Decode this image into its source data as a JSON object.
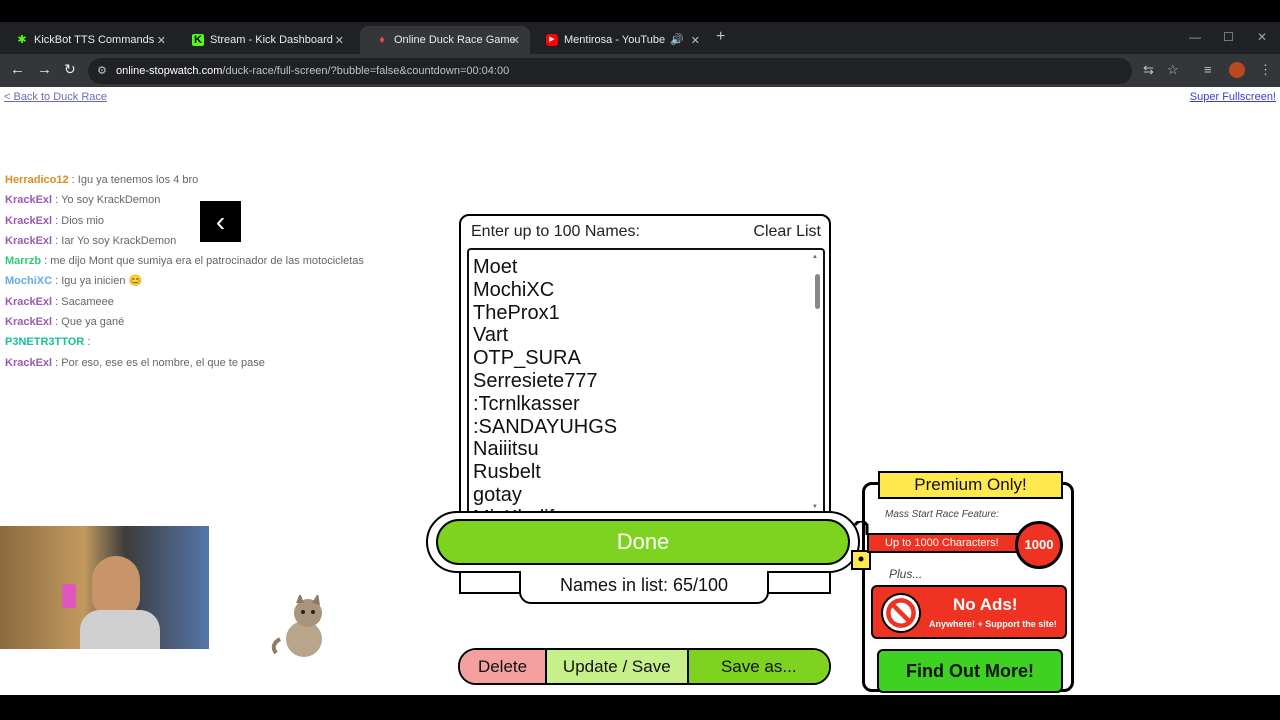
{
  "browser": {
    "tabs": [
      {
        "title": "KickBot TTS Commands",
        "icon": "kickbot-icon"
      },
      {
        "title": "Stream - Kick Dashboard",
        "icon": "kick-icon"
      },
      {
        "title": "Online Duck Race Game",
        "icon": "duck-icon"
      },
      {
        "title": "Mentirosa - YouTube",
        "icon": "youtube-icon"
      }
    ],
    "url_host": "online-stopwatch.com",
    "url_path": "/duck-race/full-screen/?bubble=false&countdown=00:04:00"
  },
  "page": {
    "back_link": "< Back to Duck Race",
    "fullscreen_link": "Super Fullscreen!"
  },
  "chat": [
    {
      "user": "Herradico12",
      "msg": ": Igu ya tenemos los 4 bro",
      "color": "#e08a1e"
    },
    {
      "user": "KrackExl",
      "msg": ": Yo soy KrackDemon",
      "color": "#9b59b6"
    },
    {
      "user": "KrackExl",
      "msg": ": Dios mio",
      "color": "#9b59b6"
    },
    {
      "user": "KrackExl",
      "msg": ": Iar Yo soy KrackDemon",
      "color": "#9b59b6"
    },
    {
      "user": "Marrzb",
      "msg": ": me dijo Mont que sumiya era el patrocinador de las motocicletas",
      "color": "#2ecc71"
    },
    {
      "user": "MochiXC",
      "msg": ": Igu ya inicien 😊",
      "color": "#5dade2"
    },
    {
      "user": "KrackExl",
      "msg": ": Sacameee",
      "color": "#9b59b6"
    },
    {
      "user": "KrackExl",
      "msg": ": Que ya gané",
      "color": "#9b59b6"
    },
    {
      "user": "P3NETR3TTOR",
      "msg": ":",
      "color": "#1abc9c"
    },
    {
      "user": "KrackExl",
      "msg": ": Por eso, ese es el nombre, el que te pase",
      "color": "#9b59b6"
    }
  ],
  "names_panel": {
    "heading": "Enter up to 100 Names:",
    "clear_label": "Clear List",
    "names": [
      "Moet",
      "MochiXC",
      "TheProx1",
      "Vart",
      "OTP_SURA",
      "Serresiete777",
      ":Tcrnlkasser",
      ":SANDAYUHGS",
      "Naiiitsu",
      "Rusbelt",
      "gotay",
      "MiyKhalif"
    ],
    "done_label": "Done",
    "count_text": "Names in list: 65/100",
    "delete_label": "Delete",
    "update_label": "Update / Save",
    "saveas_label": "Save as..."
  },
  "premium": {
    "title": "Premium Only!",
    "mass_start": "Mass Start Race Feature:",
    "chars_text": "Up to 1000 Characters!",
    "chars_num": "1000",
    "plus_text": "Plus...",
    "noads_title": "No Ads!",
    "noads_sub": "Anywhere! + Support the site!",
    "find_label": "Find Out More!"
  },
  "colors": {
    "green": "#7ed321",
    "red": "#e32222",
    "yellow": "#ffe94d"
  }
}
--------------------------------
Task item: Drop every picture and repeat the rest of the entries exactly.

Reply:
Decode this image into its source data as a JSON object.
{
  "browser": {
    "tabs": [
      {
        "title": "KickBot TTS Commands",
        "icon": "kickbot-icon"
      },
      {
        "title": "Stream - Kick Dashboard",
        "icon": "kick-icon"
      },
      {
        "title": "Online Duck Race Game",
        "icon": "duck-icon"
      },
      {
        "title": "Mentirosa - YouTube",
        "icon": "youtube-icon"
      }
    ],
    "url_host": "online-stopwatch.com",
    "url_path": "/duck-race/full-screen/?bubble=false&countdown=00:04:00"
  },
  "page": {
    "back_link": "< Back to Duck Race",
    "fullscreen_link": "Super Fullscreen!"
  },
  "chat": [
    {
      "user": "Herradico12",
      "msg": ": Igu ya tenemos los 4 bro",
      "color": "#e08a1e"
    },
    {
      "user": "KrackExl",
      "msg": ": Yo soy KrackDemon",
      "color": "#9b59b6"
    },
    {
      "user": "KrackExl",
      "msg": ": Dios mio",
      "color": "#9b59b6"
    },
    {
      "user": "KrackExl",
      "msg": ": Iar Yo soy KrackDemon",
      "color": "#9b59b6"
    },
    {
      "user": "Marrzb",
      "msg": ": me dijo Mont que sumiya era el patrocinador de las motocicletas",
      "color": "#2ecc71"
    },
    {
      "user": "MochiXC",
      "msg": ": Igu ya inicien 😊",
      "color": "#5dade2"
    },
    {
      "user": "KrackExl",
      "msg": ": Sacameee",
      "color": "#9b59b6"
    },
    {
      "user": "KrackExl",
      "msg": ": Que ya gané",
      "color": "#9b59b6"
    },
    {
      "user": "P3NETR3TTOR",
      "msg": ":",
      "color": "#1abc9c"
    },
    {
      "user": "KrackExl",
      "msg": ": Por eso, ese es el nombre, el que te pase",
      "color": "#9b59b6"
    }
  ],
  "names_panel": {
    "heading": "Enter up to 100 Names:",
    "clear_label": "Clear List",
    "names": [
      "Moet",
      "MochiXC",
      "TheProx1",
      "Vart",
      "OTP_SURA",
      "Serresiete777",
      ":Tcrnlkasser",
      ":SANDAYUHGS",
      "Naiiitsu",
      "Rusbelt",
      "gotay",
      "MiyKhalif"
    ],
    "done_label": "Done",
    "count_text": "Names in list: 65/100",
    "delete_label": "Delete",
    "update_label": "Update / Save",
    "saveas_label": "Save as..."
  },
  "premium": {
    "title": "Premium Only!",
    "mass_start": "Mass Start Race Feature:",
    "chars_text": "Up to 1000 Characters!",
    "chars_num": "1000",
    "plus_text": "Plus...",
    "noads_title": "No Ads!",
    "noads_sub": "Anywhere! + Support the site!",
    "find_label": "Find Out More!"
  },
  "colors": {
    "green": "#7ed321",
    "red": "#e32222",
    "yellow": "#ffe94d"
  }
}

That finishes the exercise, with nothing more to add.